Work required => Keep only the lines that hold the string "mouse", filtering out the rest of the entries below.

[Page and application data records]
§

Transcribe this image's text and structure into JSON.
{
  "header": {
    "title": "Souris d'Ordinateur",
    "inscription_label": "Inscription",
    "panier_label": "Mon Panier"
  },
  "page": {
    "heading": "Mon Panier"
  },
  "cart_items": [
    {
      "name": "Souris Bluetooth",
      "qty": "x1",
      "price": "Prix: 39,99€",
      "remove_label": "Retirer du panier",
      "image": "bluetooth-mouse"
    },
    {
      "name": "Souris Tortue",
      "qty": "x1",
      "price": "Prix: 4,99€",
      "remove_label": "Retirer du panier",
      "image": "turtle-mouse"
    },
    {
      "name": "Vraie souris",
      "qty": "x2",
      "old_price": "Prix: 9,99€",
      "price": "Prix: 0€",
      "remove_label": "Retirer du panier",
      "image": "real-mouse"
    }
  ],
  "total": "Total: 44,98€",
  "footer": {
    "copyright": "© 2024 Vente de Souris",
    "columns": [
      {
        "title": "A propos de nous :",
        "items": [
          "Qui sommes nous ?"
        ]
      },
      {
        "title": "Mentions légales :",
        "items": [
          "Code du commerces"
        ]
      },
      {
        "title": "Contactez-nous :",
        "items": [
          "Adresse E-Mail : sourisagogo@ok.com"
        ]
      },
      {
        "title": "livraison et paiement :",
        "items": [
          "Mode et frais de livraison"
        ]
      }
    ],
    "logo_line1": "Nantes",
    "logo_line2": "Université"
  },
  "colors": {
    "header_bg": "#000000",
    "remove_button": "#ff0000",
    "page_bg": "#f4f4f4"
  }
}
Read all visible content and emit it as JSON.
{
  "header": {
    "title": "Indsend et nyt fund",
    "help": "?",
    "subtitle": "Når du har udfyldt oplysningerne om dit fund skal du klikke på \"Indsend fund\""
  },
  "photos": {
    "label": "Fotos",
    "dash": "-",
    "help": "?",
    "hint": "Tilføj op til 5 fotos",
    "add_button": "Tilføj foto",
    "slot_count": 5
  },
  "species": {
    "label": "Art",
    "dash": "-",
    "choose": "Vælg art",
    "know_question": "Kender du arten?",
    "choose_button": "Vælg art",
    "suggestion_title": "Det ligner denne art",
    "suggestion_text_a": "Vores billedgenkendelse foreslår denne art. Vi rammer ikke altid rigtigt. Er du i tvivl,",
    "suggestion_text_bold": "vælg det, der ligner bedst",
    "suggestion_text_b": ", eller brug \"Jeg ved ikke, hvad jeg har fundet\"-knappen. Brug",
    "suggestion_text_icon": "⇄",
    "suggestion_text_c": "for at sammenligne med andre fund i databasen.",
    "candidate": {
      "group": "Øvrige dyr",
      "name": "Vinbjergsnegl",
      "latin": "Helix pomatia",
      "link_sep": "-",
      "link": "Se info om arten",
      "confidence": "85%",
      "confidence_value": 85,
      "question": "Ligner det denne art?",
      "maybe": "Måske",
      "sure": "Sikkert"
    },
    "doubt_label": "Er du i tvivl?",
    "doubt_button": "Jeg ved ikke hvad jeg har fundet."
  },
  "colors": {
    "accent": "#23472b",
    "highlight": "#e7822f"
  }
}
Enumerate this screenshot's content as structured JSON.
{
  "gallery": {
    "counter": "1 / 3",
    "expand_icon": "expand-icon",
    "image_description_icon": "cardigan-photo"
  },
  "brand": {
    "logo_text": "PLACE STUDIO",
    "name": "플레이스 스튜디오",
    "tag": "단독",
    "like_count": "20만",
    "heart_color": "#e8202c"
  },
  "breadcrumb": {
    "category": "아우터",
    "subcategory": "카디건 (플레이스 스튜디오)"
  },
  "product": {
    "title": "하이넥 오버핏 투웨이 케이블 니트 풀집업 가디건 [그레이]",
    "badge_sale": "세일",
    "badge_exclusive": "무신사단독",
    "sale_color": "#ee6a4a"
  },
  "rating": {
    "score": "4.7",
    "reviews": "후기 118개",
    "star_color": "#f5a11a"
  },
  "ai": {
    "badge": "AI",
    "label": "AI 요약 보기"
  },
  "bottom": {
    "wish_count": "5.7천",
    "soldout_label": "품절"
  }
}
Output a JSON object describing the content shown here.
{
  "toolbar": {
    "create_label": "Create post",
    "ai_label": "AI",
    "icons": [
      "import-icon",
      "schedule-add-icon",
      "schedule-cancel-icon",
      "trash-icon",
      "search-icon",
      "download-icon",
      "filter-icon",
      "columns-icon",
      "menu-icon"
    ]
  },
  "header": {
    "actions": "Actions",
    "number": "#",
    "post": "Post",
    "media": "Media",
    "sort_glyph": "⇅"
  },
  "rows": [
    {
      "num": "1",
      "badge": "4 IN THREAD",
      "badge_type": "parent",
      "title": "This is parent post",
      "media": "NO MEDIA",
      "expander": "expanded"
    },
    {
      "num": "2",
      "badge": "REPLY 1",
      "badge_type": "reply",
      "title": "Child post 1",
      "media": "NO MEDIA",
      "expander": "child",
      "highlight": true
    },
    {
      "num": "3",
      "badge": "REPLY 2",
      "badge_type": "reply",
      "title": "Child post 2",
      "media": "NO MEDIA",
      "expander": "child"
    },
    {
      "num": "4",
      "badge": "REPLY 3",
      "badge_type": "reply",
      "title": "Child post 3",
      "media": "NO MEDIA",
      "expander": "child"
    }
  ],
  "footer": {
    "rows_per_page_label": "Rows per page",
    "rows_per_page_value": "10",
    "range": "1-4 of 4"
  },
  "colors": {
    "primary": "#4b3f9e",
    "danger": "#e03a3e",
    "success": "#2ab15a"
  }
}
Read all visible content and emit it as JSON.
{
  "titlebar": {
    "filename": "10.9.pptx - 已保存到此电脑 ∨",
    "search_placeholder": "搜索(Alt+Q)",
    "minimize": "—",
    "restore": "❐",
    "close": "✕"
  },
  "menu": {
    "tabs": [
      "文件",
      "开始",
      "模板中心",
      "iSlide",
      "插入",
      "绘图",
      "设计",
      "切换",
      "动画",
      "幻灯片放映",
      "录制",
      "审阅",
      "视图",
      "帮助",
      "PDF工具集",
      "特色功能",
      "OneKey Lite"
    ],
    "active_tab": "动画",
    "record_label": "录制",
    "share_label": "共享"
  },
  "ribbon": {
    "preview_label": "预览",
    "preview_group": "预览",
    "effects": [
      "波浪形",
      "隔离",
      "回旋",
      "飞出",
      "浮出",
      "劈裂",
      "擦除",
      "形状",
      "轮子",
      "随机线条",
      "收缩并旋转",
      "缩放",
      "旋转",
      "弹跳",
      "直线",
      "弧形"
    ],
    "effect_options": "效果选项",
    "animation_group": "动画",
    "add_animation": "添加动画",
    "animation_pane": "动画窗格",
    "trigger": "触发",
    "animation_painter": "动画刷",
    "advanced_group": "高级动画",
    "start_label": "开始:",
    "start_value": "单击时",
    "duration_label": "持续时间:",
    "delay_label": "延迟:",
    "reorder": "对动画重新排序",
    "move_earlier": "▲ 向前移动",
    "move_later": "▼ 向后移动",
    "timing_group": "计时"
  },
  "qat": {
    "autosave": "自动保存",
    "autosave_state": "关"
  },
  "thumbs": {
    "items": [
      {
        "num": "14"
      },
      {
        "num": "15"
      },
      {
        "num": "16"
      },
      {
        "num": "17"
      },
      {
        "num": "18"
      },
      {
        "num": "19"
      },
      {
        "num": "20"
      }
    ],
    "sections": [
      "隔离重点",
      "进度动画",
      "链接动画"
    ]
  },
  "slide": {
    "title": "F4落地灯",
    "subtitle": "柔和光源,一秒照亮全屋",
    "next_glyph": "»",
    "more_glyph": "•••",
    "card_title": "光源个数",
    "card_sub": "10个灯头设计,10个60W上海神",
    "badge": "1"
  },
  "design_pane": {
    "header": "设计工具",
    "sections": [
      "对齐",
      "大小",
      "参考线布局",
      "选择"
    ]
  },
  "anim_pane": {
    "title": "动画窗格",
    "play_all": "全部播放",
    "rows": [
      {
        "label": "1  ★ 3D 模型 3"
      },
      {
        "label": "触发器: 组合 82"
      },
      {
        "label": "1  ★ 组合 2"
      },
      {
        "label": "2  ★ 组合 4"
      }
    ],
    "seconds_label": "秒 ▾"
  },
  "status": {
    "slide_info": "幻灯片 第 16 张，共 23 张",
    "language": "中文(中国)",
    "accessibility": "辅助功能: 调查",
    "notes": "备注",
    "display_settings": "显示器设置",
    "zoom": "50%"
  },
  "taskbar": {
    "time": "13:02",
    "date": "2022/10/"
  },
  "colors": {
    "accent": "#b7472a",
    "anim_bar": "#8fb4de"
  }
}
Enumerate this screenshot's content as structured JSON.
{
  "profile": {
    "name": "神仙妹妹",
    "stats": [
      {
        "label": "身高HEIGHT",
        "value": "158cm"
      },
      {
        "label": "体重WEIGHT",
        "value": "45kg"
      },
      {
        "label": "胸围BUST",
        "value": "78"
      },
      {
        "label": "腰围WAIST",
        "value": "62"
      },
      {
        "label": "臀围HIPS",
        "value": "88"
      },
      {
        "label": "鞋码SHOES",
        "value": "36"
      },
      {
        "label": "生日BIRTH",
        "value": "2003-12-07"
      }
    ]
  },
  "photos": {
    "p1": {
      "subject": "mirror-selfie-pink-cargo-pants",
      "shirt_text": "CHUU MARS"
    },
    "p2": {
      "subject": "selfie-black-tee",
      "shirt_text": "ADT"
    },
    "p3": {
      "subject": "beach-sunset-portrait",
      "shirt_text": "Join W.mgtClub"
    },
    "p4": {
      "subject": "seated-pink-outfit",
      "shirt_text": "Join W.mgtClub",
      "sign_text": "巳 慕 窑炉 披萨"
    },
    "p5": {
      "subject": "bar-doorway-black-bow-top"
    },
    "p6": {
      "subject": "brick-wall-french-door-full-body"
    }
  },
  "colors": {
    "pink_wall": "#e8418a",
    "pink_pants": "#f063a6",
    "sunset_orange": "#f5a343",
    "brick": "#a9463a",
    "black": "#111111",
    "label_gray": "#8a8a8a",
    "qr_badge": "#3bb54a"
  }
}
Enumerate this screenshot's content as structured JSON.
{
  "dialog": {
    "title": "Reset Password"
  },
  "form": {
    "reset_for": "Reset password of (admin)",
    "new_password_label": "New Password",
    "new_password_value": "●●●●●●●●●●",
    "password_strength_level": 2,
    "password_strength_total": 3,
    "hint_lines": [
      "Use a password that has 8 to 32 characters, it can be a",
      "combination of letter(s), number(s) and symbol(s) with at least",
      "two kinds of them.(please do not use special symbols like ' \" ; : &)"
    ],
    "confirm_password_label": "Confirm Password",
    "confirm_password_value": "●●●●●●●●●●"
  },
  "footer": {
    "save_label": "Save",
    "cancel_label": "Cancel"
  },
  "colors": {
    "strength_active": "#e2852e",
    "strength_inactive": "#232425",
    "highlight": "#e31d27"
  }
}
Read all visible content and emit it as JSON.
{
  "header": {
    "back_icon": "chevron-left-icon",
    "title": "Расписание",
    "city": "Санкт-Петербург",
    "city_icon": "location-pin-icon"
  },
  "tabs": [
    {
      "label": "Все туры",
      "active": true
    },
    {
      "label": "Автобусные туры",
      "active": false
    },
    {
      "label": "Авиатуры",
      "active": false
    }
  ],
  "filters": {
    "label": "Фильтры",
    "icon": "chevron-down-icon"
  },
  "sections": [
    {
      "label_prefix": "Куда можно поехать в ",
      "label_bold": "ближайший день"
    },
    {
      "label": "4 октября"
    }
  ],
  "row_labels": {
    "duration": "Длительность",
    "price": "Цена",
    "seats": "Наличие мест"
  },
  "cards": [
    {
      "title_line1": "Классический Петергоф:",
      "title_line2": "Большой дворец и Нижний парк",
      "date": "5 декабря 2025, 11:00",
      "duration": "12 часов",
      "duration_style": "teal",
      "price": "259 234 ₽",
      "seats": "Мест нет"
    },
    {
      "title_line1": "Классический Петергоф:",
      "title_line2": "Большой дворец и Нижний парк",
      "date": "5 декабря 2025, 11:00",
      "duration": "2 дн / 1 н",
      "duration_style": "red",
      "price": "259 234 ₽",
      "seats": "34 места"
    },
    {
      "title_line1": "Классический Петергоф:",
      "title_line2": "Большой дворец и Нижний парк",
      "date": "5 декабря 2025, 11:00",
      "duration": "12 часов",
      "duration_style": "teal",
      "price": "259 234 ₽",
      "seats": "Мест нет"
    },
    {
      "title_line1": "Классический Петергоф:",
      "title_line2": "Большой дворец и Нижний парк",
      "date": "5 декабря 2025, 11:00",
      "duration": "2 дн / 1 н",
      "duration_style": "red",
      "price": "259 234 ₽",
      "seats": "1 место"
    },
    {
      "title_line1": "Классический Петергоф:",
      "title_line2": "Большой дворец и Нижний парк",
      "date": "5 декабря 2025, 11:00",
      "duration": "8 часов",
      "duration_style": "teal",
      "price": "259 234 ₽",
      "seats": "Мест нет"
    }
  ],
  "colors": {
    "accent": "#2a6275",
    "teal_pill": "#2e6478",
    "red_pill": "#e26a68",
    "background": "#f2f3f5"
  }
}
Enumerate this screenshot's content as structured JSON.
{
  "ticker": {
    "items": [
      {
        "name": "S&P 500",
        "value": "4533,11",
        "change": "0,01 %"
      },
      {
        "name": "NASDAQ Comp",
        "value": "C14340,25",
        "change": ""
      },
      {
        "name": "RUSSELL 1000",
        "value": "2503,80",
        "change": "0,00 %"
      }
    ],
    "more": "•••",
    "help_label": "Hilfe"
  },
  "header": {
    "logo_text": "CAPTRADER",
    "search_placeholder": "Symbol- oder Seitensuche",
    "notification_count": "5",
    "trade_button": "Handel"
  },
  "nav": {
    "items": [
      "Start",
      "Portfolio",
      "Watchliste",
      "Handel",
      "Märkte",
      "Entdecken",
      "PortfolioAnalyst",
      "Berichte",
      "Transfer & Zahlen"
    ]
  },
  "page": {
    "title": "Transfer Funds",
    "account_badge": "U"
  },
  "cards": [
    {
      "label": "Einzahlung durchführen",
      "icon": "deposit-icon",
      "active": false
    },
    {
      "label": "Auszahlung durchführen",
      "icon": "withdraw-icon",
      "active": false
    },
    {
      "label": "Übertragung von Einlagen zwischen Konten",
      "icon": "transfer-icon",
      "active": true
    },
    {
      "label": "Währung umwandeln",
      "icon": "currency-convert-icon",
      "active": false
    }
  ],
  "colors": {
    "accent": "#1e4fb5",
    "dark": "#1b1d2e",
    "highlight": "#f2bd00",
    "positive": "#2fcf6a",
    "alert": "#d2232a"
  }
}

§

Reply =>
      "image": "bluetooth-mouse"
      "image": "turtle-mouse"
      "image": "real-mouse"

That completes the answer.